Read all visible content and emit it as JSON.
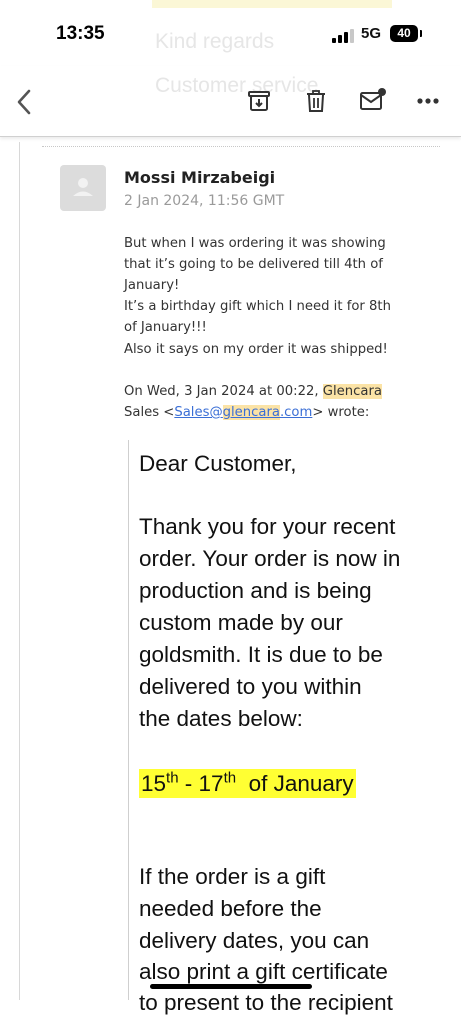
{
  "status": {
    "time": "13:35",
    "network": "5G",
    "battery": "40"
  },
  "background": {
    "line1": "Kind regards",
    "line2": "Customer service"
  },
  "toolbar": {
    "back": "back-chevron-icon",
    "archive": "archive-box-icon",
    "trash": "trash-icon",
    "unread": "mark-unread-icon",
    "more": "more-ellipsis-icon"
  },
  "message": {
    "sender": "Mossi Mirzabeigi",
    "date": "2 Jan 2024, 11:56 GMT",
    "lines": [
      "But when I was ordering it was showing",
      "that it’s going to be delivered till 4th of",
      "January!",
      "It’s a birthday gift which I need it for 8th",
      "of January!!!",
      "Also it says on my order it was shipped!"
    ],
    "reply_header": {
      "prefix": "On Wed, 3 Jan 2024 at 00:22,",
      "name_hl": "Glencara",
      "line2_prefix": "Sales <",
      "email_a": "Sales@",
      "email_hl": "glencara",
      "email_b": ".com",
      "line2_suffix": "> wrote:"
    }
  },
  "quoted": {
    "greeting": "Dear Customer,",
    "para1": [
      "Thank you for your recent",
      "order. Your order is now in",
      "production and is being",
      "custom made by our",
      "goldsmith. It is due to be",
      "delivered to you within",
      "the dates below:"
    ],
    "dates": {
      "d1": "15",
      "s1": "th",
      "mid": " - 17",
      "s2": "th",
      "tail": "  of January"
    },
    "para2": [
      "If the order is a gift",
      "needed before the",
      "delivery dates, you can",
      "also print a gift certificate",
      "to present to the recipient"
    ]
  }
}
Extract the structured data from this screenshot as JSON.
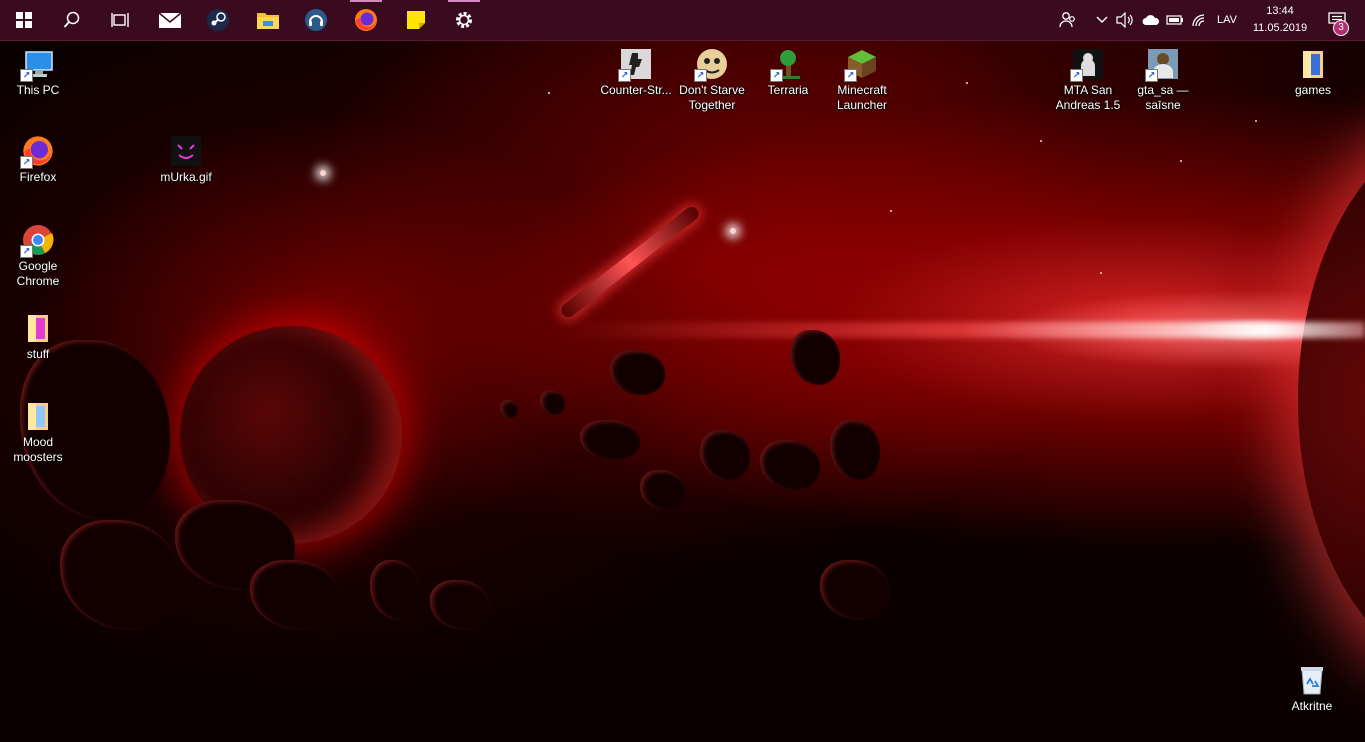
{
  "taskbar": {
    "pinned": [
      {
        "id": "start",
        "icon": "windows-logo-icon"
      },
      {
        "id": "search",
        "icon": "search-icon"
      },
      {
        "id": "task-view",
        "icon": "task-view-icon"
      },
      {
        "id": "mail",
        "icon": "mail-icon"
      },
      {
        "id": "steam",
        "icon": "steam-icon"
      },
      {
        "id": "file-explorer",
        "icon": "folder-icon"
      },
      {
        "id": "teamspeak",
        "icon": "headset-icon"
      },
      {
        "id": "firefox",
        "icon": "firefox-icon",
        "running": true
      },
      {
        "id": "sticky-notes",
        "icon": "sticky-note-icon"
      },
      {
        "id": "settings",
        "icon": "gear-icon",
        "running": true
      }
    ],
    "tray": {
      "language": "LAV",
      "time": "13:44",
      "date": "11.05.2019",
      "notification_count": "3"
    }
  },
  "desktop": {
    "icons": [
      {
        "label": "This PC",
        "icon": "computer-icon"
      },
      {
        "label": "Firefox",
        "icon": "firefox-icon"
      },
      {
        "label": "mUrka.gif",
        "icon": "gif-image-icon"
      },
      {
        "label": "Google Chrome",
        "icon": "chrome-icon"
      },
      {
        "label": "stuff",
        "icon": "folder-icon"
      },
      {
        "label": "Mood moosters",
        "icon": "folder-icon"
      },
      {
        "label": "Counter-Str...",
        "icon": "counter-strike-icon"
      },
      {
        "label": "Don't Starve Together",
        "icon": "dont-starve-icon"
      },
      {
        "label": "Terraria",
        "icon": "terraria-icon"
      },
      {
        "label": "Minecraft Launcher",
        "icon": "minecraft-icon"
      },
      {
        "label": "MTA San Andreas 1.5",
        "icon": "mta-icon"
      },
      {
        "label": "gta_sa — saīsne",
        "icon": "gta-sa-icon"
      },
      {
        "label": "games",
        "icon": "folder-icon"
      },
      {
        "label": "Atkritne",
        "icon": "recycle-bin-icon"
      }
    ]
  },
  "colors": {
    "taskbar_bg": "#3a0a1f",
    "running_indicator": "#d48bc0",
    "badge": "#b03070"
  }
}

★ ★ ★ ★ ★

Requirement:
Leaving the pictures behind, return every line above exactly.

Expected output:
Read all visible content and emit it as JSON.
{
  "status": {
    "time": "13:35",
    "network": "5G",
    "battery": "40"
  },
  "background": {
    "line1": "Kind regards",
    "line2": "Customer service"
  },
  "toolbar": {
    "back": "back-chevron-icon",
    "archive": "archive-box-icon",
    "trash": "trash-icon",
    "unread": "mark-unread-icon",
    "more": "more-ellipsis-icon"
  },
  "message": {
    "sender": "Mossi Mirzabeigi",
    "date": "2 Jan 2024, 11:56 GMT",
    "lines": [
      "But when I was ordering it was showing",
      "that it’s going to be delivered till 4th of",
      "January!",
      "It’s a birthday gift which I need it for 8th",
      "of January!!!",
      "Also it says on my order it was shipped!"
    ],
    "reply_header": {
      "prefix": "On Wed, 3 Jan 2024 at 00:22,",
      "name_hl": "Glencara",
      "line2_prefix": "Sales <",
      "email_a": "Sales@",
      "email_hl": "glencara",
      "email_b": ".com",
      "line2_suffix": "> wrote:"
    }
  },
  "quoted": {
    "greeting": "Dear Customer,",
    "para1": [
      "Thank you for your recent",
      "order. Your order is now in",
      "production and is being",
      "custom made by our",
      "goldsmith. It is due to be",
      "delivered to you within",
      "the dates below:"
    ],
    "dates": {
      "d1": "15",
      "s1": "th",
      "mid": " - 17",
      "s2": "th",
      "tail": "  of January"
    },
    "para2": [
      "If the order is a gift",
      "needed before the",
      "delivery dates, you can",
      "also print a gift certificate",
      "to present to the recipient"
    ]
  }
}
Extract the structured data from this screenshot as JSON.
{
  "taskbar": {
    "pinned": [
      {
        "id": "start",
        "icon": "windows-logo-icon"
      },
      {
        "id": "search",
        "icon": "search-icon"
      },
      {
        "id": "task-view",
        "icon": "task-view-icon"
      },
      {
        "id": "mail",
        "icon": "mail-icon"
      },
      {
        "id": "steam",
        "icon": "steam-icon"
      },
      {
        "id": "file-explorer",
        "icon": "folder-icon"
      },
      {
        "id": "teamspeak",
        "icon": "headset-icon"
      },
      {
        "id": "firefox",
        "icon": "firefox-icon",
        "running": true
      },
      {
        "id": "sticky-notes",
        "icon": "sticky-note-icon"
      },
      {
        "id": "settings",
        "icon": "gear-icon",
        "running": true
      }
    ],
    "tray": {
      "language": "LAV",
      "time": "13:44",
      "date": "11.05.2019",
      "notification_count": "3"
    }
  },
  "desktop": {
    "icons": [
      {
        "label": "This PC",
        "icon": "computer-icon"
      },
      {
        "label": "Firefox",
        "icon": "firefox-icon"
      },
      {
        "label": "mUrka.gif",
        "icon": "gif-image-icon"
      },
      {
        "label": "Google Chrome",
        "icon": "chrome-icon"
      },
      {
        "label": "stuff",
        "icon": "folder-icon"
      },
      {
        "label": "Mood moosters",
        "icon": "folder-icon"
      },
      {
        "label": "Counter-Str...",
        "icon": "counter-strike-icon"
      },
      {
        "label": "Don't Starve Together",
        "icon": "dont-starve-icon"
      },
      {
        "label": "Terraria",
        "icon": "terraria-icon"
      },
      {
        "label": "Minecraft Launcher",
        "icon": "minecraft-icon"
      },
      {
        "label": "MTA San Andreas 1.5",
        "icon": "mta-icon"
      },
      {
        "label": "gta_sa — saīsne",
        "icon": "gta-sa-icon"
      },
      {
        "label": "games",
        "icon": "folder-icon"
      },
      {
        "label": "Atkritne",
        "icon": "recycle-bin-icon"
      }
    ]
  },
  "colors": {
    "taskbar_bg": "#3a0a1f",
    "running_indicator": "#d48bc0",
    "badge": "#b03070"
  }
}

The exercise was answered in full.